Shipment sizes play an important role in the trucking industry, both from a pricing and a planning standpoint. For those freight shipments that are large in size and weight, there are special rules and regulations that trucking carriers must follow when on the road. These cargo shipments are called over-dimensional freight, which is also called O-D in the industry. The factors that go into over-dimensional freight include the cargo’s length, width, height, weight and the overhang on the vehicle.
What are the exact definitions for an over-dimensional freight on a truck? The truth is that all depends on the state. Each state has different laws regarding this very matter (and sometimes it might vary per county, city and route sometimes).
Oversized and heavy haul shipments typically require special permits in each state, because the limits vary in each state. For example, in Pennsylvania the limits are 150’ for freight length, 16’ for width and 15’ for height. In Kansas, the length limit is 126’ for length, 16’6” for width and 17’ for height. In California, the length limit is 136’, 17’ for width and 17’ for height. And in regards to weight, it depends on the truck. An 8-axle truck in Kansas must not exceed 150,000 pounds and that same truck in California must not exceed 181,000 pounds.
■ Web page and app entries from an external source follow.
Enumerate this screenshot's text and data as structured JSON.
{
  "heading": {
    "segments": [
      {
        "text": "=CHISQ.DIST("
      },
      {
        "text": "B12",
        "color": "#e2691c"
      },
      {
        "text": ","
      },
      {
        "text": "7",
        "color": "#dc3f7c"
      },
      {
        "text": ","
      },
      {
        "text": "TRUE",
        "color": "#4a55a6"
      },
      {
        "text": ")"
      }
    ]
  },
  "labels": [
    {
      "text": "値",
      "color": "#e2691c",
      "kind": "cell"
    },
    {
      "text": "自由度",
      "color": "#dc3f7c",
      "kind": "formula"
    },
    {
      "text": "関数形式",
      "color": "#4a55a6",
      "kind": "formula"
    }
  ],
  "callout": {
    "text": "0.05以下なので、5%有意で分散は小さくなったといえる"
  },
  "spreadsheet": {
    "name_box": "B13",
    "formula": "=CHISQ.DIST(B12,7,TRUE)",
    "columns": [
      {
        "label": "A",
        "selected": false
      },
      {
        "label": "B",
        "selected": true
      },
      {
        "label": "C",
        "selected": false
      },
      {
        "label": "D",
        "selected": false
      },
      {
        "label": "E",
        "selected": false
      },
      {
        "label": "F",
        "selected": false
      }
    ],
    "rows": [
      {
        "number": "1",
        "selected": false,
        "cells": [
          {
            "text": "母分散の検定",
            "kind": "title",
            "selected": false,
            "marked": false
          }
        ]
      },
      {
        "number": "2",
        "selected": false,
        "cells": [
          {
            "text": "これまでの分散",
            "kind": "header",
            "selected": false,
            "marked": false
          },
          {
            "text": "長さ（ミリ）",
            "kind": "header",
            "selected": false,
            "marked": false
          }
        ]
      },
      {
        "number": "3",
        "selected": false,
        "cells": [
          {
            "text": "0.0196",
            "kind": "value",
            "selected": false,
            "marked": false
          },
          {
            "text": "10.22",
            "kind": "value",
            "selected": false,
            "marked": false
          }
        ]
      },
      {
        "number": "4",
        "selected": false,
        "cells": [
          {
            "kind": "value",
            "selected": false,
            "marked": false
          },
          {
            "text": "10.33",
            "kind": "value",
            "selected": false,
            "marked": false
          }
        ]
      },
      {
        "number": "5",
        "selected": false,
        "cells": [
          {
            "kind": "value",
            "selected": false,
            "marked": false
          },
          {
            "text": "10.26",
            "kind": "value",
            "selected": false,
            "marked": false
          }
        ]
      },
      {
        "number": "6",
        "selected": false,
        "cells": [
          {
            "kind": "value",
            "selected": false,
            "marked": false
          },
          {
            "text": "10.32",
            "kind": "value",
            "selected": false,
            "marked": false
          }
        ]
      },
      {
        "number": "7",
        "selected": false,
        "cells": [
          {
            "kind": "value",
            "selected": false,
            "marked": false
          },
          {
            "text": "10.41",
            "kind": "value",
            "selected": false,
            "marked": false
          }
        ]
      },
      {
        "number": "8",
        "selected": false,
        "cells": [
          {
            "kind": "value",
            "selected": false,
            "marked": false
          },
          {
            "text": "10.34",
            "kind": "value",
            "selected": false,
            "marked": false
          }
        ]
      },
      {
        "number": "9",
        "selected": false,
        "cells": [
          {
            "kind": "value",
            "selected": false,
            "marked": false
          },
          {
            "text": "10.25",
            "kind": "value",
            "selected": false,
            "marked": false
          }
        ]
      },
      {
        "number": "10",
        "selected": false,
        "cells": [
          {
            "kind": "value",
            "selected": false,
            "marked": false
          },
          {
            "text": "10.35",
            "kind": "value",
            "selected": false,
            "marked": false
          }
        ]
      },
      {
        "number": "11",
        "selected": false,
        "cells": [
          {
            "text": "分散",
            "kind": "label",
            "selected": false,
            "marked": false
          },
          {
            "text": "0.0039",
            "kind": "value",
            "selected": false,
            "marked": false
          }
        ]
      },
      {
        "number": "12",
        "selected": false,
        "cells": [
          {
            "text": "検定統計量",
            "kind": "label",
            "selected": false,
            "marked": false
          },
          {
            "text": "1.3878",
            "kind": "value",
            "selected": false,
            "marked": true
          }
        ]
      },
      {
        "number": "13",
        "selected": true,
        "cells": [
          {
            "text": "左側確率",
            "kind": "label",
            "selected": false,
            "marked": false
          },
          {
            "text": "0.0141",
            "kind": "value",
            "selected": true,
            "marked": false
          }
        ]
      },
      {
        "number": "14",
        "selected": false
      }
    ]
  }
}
Thus, numerous permits will be needed for over-dimensional shipments across states.
These permits exist so that each state can bring in additional revenue. The trucking companies pay each state for the permits. And this cost gets passed onto the freight forwarder and then the shipper in the form of increased trucking rates.